## Dataset records

________________________________________

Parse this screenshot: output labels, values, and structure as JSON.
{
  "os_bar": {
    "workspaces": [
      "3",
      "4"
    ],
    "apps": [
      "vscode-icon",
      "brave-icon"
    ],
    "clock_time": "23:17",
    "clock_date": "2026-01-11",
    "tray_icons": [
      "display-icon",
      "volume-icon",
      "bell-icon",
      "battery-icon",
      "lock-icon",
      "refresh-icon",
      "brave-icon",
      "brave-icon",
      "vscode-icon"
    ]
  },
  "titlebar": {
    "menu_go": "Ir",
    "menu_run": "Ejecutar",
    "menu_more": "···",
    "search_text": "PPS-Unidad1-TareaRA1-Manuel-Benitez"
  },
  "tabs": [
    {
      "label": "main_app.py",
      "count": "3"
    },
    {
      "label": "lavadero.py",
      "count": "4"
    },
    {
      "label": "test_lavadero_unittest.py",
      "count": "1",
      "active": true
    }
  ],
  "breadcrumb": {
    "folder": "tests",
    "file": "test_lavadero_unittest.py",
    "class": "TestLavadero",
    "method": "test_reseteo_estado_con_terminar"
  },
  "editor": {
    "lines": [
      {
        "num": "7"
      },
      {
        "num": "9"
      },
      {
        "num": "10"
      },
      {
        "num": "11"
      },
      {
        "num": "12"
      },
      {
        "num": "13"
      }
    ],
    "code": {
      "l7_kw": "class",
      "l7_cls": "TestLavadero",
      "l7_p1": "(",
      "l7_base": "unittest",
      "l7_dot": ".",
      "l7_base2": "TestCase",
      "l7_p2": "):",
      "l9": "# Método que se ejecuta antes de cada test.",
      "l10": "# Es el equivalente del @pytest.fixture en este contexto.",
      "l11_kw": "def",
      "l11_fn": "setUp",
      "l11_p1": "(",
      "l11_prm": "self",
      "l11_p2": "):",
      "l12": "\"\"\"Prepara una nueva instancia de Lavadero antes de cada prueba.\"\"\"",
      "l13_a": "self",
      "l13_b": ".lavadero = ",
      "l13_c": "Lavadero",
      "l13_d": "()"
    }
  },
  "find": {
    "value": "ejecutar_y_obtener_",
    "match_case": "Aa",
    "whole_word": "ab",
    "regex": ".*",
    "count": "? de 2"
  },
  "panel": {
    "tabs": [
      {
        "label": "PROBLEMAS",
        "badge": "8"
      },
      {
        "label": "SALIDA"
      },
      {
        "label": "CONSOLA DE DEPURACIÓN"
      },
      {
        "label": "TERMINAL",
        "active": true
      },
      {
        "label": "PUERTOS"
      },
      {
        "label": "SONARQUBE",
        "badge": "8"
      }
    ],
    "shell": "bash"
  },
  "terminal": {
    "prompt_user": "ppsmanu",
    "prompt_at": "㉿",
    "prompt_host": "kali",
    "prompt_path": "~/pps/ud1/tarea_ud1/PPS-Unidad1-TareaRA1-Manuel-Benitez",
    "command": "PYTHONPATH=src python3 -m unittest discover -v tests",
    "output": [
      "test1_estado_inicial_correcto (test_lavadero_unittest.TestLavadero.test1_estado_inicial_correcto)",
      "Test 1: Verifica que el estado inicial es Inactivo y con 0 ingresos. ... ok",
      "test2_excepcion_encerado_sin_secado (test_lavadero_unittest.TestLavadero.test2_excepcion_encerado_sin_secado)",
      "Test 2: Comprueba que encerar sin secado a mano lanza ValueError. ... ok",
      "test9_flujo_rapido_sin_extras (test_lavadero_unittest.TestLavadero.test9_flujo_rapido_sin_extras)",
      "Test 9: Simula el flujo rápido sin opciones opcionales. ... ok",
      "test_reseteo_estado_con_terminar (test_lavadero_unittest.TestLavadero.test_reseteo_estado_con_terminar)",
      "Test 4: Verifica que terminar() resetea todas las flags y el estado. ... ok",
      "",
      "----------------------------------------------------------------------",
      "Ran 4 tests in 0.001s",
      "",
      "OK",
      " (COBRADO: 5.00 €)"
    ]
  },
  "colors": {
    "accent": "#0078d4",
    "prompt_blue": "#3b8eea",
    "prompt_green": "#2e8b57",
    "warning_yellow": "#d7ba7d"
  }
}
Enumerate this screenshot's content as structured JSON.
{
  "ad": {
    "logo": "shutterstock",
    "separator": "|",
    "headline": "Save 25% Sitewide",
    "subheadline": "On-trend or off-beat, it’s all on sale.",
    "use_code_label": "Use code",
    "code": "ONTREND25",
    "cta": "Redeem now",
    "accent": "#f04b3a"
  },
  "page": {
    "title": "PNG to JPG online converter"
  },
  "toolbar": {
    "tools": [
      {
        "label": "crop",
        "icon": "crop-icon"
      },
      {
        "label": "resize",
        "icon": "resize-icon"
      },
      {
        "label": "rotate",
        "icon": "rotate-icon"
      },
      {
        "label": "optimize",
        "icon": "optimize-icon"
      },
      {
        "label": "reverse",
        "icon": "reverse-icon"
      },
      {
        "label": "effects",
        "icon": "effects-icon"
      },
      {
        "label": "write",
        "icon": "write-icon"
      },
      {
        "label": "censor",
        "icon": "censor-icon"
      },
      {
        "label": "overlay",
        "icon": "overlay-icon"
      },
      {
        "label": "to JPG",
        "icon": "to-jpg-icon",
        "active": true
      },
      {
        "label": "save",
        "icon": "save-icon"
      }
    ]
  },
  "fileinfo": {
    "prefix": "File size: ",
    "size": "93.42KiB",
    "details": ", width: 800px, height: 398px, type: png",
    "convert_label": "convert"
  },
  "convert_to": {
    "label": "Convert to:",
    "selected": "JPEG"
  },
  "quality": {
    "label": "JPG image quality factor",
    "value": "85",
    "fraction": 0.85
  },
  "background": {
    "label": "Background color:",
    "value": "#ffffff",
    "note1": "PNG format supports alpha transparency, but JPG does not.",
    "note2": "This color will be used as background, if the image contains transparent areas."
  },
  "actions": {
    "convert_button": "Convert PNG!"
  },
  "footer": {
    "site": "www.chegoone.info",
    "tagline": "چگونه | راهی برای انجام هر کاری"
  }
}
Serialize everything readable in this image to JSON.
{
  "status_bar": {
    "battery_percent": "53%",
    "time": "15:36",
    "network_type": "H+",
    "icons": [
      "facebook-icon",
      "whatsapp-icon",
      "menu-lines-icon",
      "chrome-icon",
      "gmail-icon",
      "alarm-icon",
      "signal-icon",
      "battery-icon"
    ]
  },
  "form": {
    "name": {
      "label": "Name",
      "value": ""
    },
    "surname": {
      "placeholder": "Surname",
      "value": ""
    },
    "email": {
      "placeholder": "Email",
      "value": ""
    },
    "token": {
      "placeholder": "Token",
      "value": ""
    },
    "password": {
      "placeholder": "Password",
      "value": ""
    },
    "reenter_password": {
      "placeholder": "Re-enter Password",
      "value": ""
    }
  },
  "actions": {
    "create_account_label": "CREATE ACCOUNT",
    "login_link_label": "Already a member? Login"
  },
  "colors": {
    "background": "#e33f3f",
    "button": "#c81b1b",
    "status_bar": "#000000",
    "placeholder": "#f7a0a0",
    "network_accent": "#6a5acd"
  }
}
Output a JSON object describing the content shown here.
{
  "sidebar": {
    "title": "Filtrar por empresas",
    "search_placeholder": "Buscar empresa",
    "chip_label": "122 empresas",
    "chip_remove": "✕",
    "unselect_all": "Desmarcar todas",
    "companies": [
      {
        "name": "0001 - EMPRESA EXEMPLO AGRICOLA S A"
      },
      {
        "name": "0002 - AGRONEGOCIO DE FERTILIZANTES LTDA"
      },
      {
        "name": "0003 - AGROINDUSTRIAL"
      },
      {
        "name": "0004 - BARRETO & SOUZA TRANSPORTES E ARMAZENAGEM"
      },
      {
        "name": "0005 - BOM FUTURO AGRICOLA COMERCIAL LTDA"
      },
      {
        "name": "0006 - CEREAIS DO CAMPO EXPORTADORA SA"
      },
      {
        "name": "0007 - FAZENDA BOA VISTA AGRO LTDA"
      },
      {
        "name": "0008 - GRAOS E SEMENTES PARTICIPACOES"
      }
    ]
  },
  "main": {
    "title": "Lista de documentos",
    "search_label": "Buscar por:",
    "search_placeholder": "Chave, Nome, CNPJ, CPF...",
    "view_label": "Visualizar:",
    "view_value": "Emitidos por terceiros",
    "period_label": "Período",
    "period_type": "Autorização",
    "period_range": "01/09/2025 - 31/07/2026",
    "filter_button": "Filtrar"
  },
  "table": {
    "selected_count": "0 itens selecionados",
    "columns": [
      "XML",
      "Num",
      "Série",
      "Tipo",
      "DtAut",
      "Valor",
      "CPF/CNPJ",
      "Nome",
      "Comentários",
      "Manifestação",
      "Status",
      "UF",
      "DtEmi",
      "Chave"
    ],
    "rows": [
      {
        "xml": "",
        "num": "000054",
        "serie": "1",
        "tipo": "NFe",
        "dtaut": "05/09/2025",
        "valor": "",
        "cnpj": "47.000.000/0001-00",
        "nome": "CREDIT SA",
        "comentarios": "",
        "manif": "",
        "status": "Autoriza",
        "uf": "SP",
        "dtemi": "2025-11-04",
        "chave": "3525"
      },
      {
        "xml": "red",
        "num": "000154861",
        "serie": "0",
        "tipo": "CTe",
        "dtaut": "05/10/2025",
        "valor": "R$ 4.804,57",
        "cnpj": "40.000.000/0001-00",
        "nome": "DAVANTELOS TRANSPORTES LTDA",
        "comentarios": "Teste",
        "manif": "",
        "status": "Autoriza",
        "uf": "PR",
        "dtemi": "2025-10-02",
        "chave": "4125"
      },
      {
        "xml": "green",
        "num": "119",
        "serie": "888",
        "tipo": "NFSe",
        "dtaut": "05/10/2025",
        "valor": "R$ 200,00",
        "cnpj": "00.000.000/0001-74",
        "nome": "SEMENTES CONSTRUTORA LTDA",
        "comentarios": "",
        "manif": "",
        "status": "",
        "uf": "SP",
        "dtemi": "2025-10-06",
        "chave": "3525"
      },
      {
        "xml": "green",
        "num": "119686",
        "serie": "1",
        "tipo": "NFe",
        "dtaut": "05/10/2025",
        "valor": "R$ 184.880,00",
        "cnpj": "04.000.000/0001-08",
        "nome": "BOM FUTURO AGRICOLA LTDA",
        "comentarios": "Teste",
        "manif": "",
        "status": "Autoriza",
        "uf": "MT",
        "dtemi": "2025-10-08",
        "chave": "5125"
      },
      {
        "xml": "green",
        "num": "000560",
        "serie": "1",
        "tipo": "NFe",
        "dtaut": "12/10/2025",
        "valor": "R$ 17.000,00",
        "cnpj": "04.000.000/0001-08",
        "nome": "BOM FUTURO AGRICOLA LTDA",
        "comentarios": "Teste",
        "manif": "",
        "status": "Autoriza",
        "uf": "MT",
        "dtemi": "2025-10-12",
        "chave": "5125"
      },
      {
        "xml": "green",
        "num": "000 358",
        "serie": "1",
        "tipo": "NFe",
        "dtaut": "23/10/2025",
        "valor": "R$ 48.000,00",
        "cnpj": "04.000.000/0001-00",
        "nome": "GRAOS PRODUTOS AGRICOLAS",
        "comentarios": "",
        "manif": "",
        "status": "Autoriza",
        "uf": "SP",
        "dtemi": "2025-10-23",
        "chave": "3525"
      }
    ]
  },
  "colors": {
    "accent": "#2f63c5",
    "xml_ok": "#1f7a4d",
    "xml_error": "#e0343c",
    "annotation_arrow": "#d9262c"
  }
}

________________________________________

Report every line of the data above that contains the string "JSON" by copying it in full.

Parse this screenshot: output labels, values, and structure as JSON.
Enumerate this screenshot's content as structured JSON.
Serialize everything readable in this image to JSON.
Output a JSON object describing the content shown here.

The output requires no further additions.